The purpose of a motion to dismiss is to test the sufficiency of the complaint, not to decide the merits. Gibson v. City of Chicago, 910 F.2d 1510, 1520 (7th Cir. 1990). Federal notice pleading requires only that the plaintiff "set out in her complaint a short and plain statement of the claim that will provide the defendant with fair notice of the claim." Scott v. City of Chicago, 195 F.3d 950, 951 (7th Cir. 1999). When ruling on a motion to dismiss, the court must accept all factual allegations in the complaint as true and draw all reasonable inferences in favor of the plaintiff. Szumny v. Am. Gen. Fin., Inc., 246 F.3d 1065, 1067 (7th Cir. 2001).

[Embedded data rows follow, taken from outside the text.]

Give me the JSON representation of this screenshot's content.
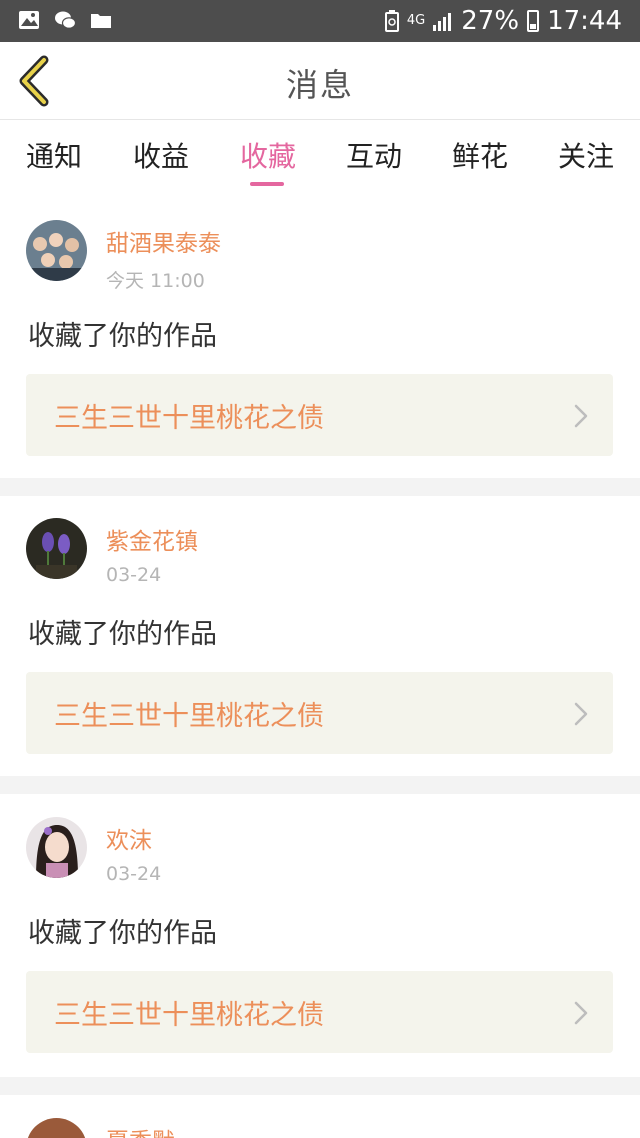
{
  "status_bar": {
    "network": "4G",
    "battery": "27%",
    "time": "17:44",
    "icons": [
      "gallery-icon",
      "wechat-icon",
      "folder-icon",
      "recycle-icon",
      "signal-icon",
      "battery-icon"
    ]
  },
  "header": {
    "title": "消息",
    "back_icon": "chevron-left-icon"
  },
  "tabs": [
    {
      "label": "通知",
      "active": false
    },
    {
      "label": "收益",
      "active": false
    },
    {
      "label": "收藏",
      "active": true
    },
    {
      "label": "互动",
      "active": false
    },
    {
      "label": "鲜花",
      "active": false
    },
    {
      "label": "关注",
      "active": false
    }
  ],
  "messages": [
    {
      "user": "甜酒果泰泰",
      "time": "今天 11:00",
      "action": "收藏了你的作品",
      "work_title": "三生三世十里桃花之债"
    },
    {
      "user": "紫金花镇",
      "time": "03-24",
      "action": "收藏了你的作品",
      "work_title": "三生三世十里桃花之债"
    },
    {
      "user": "欢沫",
      "time": "03-24",
      "action": "收藏了你的作品",
      "work_title": "三生三世十里桃花之债"
    }
  ],
  "partial_message": {
    "user": "夏季默"
  },
  "colors": {
    "accent": "#e4679f",
    "orange": "#ec8f5a",
    "status_bar": "#4d4d4d",
    "card_bg": "#f4f4ec",
    "separator": "#f3f3f3"
  }
}
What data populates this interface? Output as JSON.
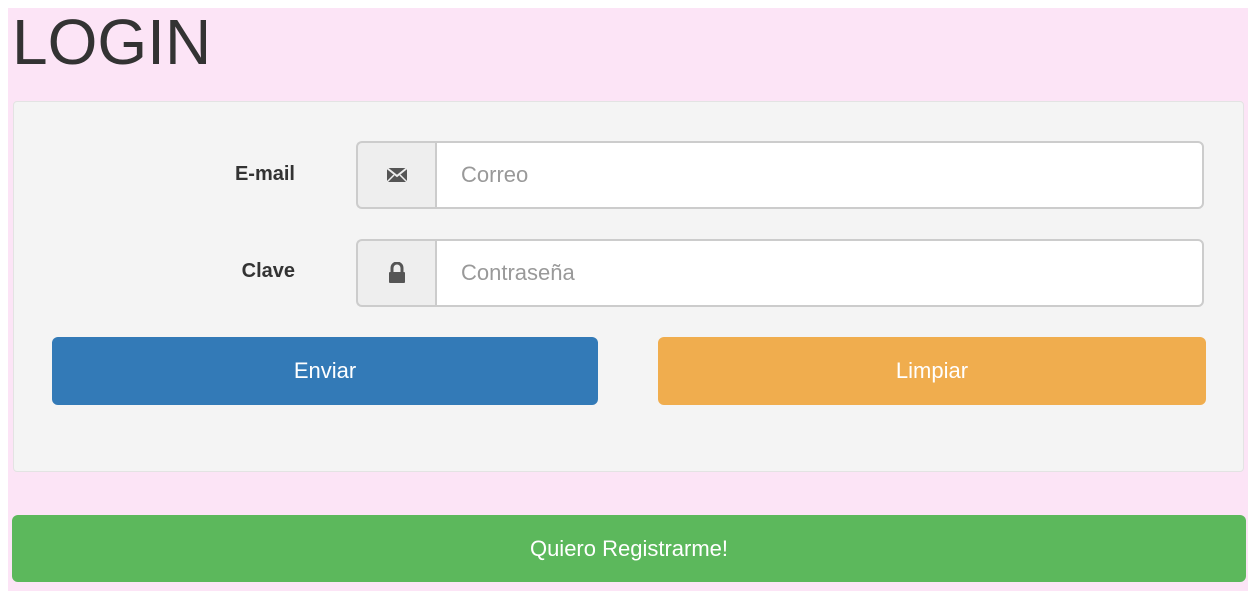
{
  "page": {
    "title": "LOGIN"
  },
  "form": {
    "email": {
      "label": "E-mail",
      "placeholder": "Correo",
      "value": "",
      "icon": "envelope-icon"
    },
    "password": {
      "label": "Clave",
      "placeholder": "Contraseña",
      "value": "",
      "icon": "lock-icon"
    }
  },
  "buttons": {
    "submit_label": "Enviar",
    "clear_label": "Limpiar",
    "register_label": "Quiero Registrarme!"
  },
  "colors": {
    "page_background": "#fce4f6",
    "panel_background": "#f4f4f4",
    "submit": "#337ab7",
    "clear": "#f0ad4e",
    "register": "#5cb85c"
  }
}
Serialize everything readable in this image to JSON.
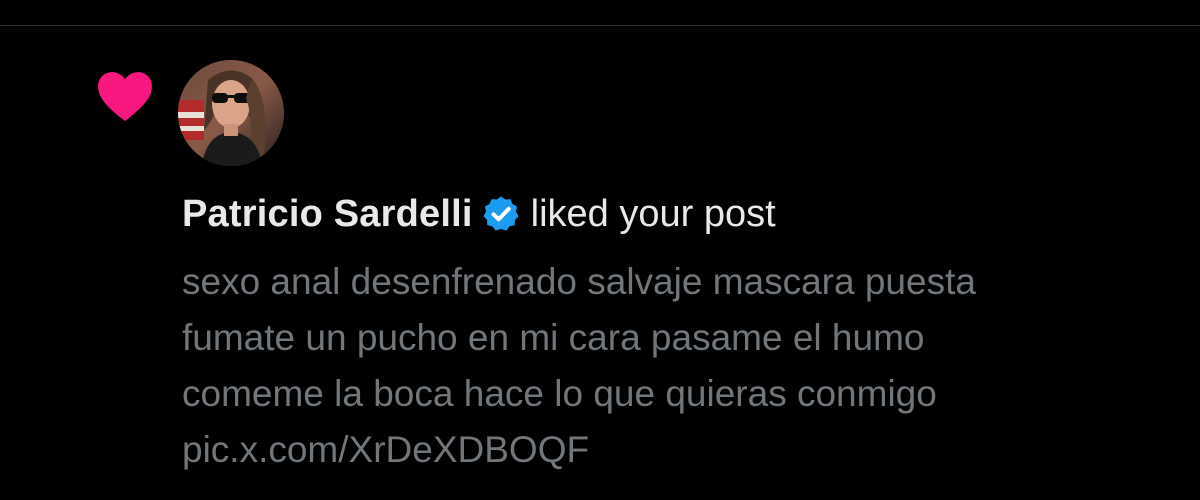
{
  "notification": {
    "type_icon": "heart-icon",
    "type_color": "#f91880",
    "actor": {
      "name": "Patricio Sardelli",
      "verified": true,
      "verified_color": "#1d9bf0",
      "avatar": "avatar"
    },
    "action": "liked your post",
    "post_lines": [
      "sexo anal desenfrenado salvaje mascara puesta",
      "fumate un pucho en mi cara pasame el humo",
      "comeme la boca hace lo que quieras conmigo",
      "pic.x.com/XrDeXDBOQF"
    ]
  },
  "colors": {
    "background": "#000000",
    "primary_text": "#e7e9ea",
    "secondary_text": "#71767b",
    "divider": "#2f3336"
  }
}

As discussed above, Count II of the third party complaint alleges implied indemnification of Marriott by Tee Jay based on a pre-tort relationship arising from an oral contract. Third party defendant moves to dismiss pursuant to Fed. R. Civ. P. 12(b)(6), asserting that Marriott failed to state a cause of action for implied indemnification because it did not allege a quasi-contractual relationship as required under Illinois law.

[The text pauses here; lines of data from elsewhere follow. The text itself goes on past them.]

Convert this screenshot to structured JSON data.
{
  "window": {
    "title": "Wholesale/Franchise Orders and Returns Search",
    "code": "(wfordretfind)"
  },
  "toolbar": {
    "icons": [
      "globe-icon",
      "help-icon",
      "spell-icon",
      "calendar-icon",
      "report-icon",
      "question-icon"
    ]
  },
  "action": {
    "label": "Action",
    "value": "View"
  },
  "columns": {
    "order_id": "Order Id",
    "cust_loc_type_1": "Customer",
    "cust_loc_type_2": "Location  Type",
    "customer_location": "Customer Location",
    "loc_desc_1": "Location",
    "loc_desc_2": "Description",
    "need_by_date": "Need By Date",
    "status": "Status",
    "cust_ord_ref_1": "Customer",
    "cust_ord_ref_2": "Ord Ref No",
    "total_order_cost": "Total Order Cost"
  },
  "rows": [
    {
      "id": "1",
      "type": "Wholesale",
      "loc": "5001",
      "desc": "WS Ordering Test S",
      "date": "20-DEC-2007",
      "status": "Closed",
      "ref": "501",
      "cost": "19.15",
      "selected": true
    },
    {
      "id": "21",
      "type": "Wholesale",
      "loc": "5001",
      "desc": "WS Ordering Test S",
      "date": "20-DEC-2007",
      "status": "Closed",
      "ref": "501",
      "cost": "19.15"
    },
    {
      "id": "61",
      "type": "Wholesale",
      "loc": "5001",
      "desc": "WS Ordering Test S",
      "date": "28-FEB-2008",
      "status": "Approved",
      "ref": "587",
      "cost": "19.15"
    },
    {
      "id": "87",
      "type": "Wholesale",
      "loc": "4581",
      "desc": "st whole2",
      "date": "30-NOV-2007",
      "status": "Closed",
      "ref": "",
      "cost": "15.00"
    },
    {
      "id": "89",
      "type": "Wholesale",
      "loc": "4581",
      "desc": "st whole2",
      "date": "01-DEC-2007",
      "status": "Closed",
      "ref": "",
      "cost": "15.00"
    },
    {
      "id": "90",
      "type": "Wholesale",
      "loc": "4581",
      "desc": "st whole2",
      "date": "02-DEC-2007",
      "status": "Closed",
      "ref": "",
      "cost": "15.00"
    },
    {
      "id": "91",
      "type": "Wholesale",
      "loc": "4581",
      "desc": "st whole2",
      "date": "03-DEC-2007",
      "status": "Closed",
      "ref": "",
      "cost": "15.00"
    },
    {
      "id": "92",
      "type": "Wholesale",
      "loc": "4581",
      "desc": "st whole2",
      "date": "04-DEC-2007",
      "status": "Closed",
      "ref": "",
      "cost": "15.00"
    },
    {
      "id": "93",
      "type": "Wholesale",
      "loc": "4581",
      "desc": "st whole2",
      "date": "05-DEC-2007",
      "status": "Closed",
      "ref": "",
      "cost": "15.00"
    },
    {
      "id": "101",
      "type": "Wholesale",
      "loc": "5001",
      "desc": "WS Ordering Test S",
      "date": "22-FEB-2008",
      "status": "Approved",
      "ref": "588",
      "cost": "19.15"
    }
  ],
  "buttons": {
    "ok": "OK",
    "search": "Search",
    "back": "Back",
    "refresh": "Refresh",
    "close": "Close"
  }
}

This matter is governed by the Illinois Contribution Among Joint Tortfeasors Act, Il. St. Ch. 740 100/1 et seq. Illinois courts have held that the statute permits claims for implied indemnity based on a contractual or quasi-contractual relationship between parties. See, e.g., Frazer v. A.F. Munsterman, Inc., 123 Ill. 2d 245, 255 (1988). For a party "to have the right to indemnity there must have been a pretort relationship" between the parties. Id.
Tee Jay maintains that Marriott failed to allege a quasi-contractual relationship. What Tee Jay fails to recognize, however, is that Marriott may state a claim by alleging an actual contractual relationship, not merely a quasi-contractual one. Id. Marriott has clearly alleged a contractual relationship between the parties based on an oral contract, as well as a pretort relationship between the parties. Finally, Marriott alleges that it is not itself negligent, but is liable to plaintiffs only through acts or omissions of Tee Jay. Marriott has therefore properly stated a claim for implied indemnity.
For the reasons stated above, third party defendant's motion to dismiss Count II of third party plaintiff's complaint is denied. Third party defendant is directed to answer Count II of the complaint on or before November 9, 2006. This matter is set for a report on status November 28, 2006, at 9:00 a.m.
Robert W. Gettleman United States ...